We respectfully request Police Commissioner Darren Hine, Police Association’s Colin Riley, Sue Neill-Fraser prosecutor Tim Ellis SC and the Director of Forensic Science Service Tasmania to confirm their trust in the validity of the evidence given by the forensic scientist at trial: the conviction hangs on it.
The evidence by the forensic scientist was crucial in the trial, given it was a major part of the circumstantial evidence used to convict Sue Neill-Fraser. But it was totally wrong, as any other forensic scientist will (and would have) told the court, explains Dr Bob Moles in a Letter to The Editor (below).
Will those defending the conviction still express their confidence in that testimony?
While the debate about ‘blood in the dinghy’ continues, we must not forget the ‘blood in the boat’ contributions to the trial.
Extensive evidence was given by the forensic scientist that she found areas in the boat which tested positive to luminol.
She explained that she could have used a preliminary screening test (luminol) or she could have used a confirmatory test.
She chose to use the preliminary screening test which glowed in the dark when in contact with certain substances.
It is well recognised that there are over 100 substances to which luminol will give a positive response – including cleaning agents, paint, fish and vegetable products.
The witness was asked if she meant to indicate that a positive response was to blood. She said that she did. When asked to explain how she could distinguish whether the response was to blood or any of the other substances, she said that she could tell by the duration and quality of the sparkle response whether it was reacting to blood.
That answer was what we call “junk science”. It was not properly explained what length of time or quality of sparkle was indicative of blood, or whether she had measured and noted those factors.

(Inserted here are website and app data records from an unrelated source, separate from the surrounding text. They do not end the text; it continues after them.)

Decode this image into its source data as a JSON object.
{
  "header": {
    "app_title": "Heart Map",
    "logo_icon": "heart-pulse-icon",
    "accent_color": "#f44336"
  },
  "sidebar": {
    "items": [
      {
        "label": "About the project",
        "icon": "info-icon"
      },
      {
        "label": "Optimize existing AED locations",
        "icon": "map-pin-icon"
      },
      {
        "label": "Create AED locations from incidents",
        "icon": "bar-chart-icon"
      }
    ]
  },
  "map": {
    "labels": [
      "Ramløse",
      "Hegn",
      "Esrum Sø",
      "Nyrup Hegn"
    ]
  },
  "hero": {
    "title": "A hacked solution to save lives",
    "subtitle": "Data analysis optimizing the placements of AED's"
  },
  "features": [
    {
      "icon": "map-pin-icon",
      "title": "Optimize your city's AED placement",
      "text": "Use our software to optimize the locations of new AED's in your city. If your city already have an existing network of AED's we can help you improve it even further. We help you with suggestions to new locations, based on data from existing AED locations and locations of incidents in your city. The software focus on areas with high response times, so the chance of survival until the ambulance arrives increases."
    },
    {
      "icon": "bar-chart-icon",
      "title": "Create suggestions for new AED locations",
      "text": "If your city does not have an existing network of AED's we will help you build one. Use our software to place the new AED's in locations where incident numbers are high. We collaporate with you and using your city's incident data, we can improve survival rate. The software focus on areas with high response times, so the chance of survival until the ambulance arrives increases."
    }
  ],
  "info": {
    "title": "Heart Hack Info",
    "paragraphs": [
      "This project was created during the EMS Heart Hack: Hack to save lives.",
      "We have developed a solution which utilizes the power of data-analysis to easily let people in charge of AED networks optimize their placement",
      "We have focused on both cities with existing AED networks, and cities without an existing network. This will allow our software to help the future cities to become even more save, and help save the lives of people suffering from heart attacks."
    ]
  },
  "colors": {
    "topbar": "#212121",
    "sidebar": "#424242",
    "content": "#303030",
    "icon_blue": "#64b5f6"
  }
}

It is important for any scientific result to be able to be checked by subsequent investigators. If what the witness said was true, then that would have altered the status of the ‘preliminary screening test’ to that of a ‘confirmatory test’. Clearly that has not been done or the manufacturers of luminol would have marketed it as such.
Using a preliminary screening test as a confirmatory test in a criminal trial was the problem which eventually led to the overturning of the convictions of those involved in the so-called IRA bombing cases in the UK. The scientist had said that the hands of the accused tested positive to nitro-glycerine. In fact the test used would have given a positive response to boot polish, the nitrates in common soaps and the plastic backing on playing cards. The scandal which arose from the overturning of those convictions eventually led to the establishment of the Criminal Cases Review Commission in the UK. That in turn has now led to the identification of over 460 cases which had otherwise exhausted all avenues of appeal as wrongful convictions.
The ‘blood in the boat’ evidence presumably provided the basis for the extensive speculation by the prosecutor that Mr Chappel had been beaten with a heavy metal wrench before his body was disposed of. It should be noted that a prosecutor is not allowed to engage in speculation. He is not allowed to make submissions to the jury for which there is no evidence. There was in fact no ‘evidence’ of injuries to Mr Chappel, and therefore no evidentiary foundation to the prosecutorial submissions.
The combination of the inadmissible evidence by the forensic scientist and the inappropriate submissions by the prosecutor would be quite sufficient to warrant the overturning of this conviction.
The references to the trial transcript and the legal citations to support the above points are available from the research paper which we prepared on these issues: http://netk.net.au/Tasmania/Neill-Fraser95.pdf
Dr Robert N Moles
Adjunct Associate Professor
College of Business, Government and Law
Flinders University of South Australia